Citing PatentFiling datePublication dateApplicantTitle
US6268934 *Mar 21, 1997Jul 31, 2001Canon Kabushiki KaishaImage reading apparatus
Classifications
U.S. Classification399/177, 399/381, 430/204, 430/300
International ClassificationB41B, G03F, B41C, B41N, G03F1/00, G03G15/22
Cooperative ClassificationG03G15/228, G03F7/2018
European ClassificationG03F7/20A6D2, G03G15/22M
Legal Events
DateCodeEventDescription
Feb 3, 2004FPExpired due to failure to pay maintenance fee
Effective date: 20031205
Dec 5, 2003LAPSLapse for failure to pay maintenance fees
Jun 26, 2003REMIMaintenance fee reminder mailed

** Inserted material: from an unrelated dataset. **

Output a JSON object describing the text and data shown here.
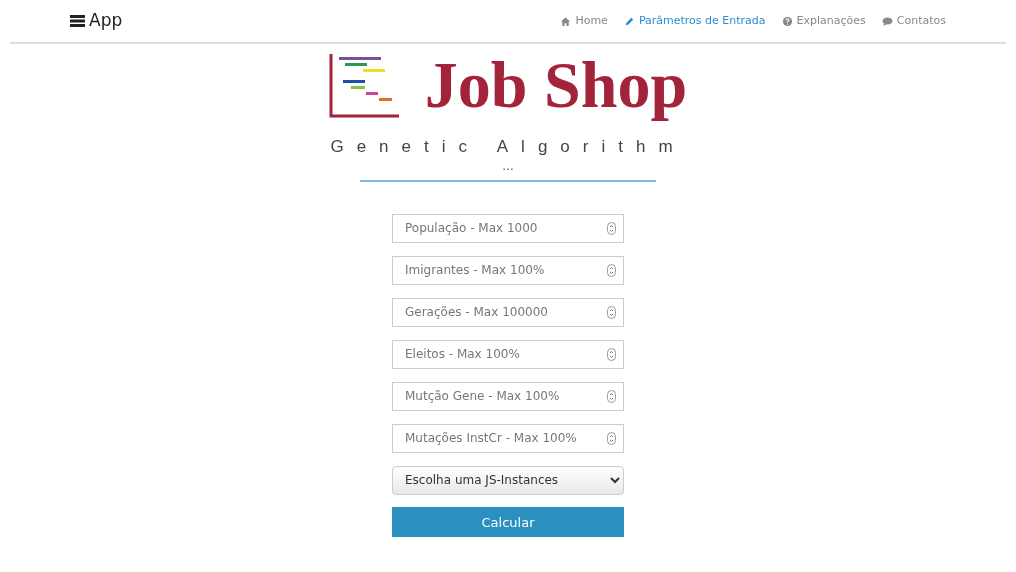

Mar 17, 1999FPAYFee payment
Year of fee payment: 4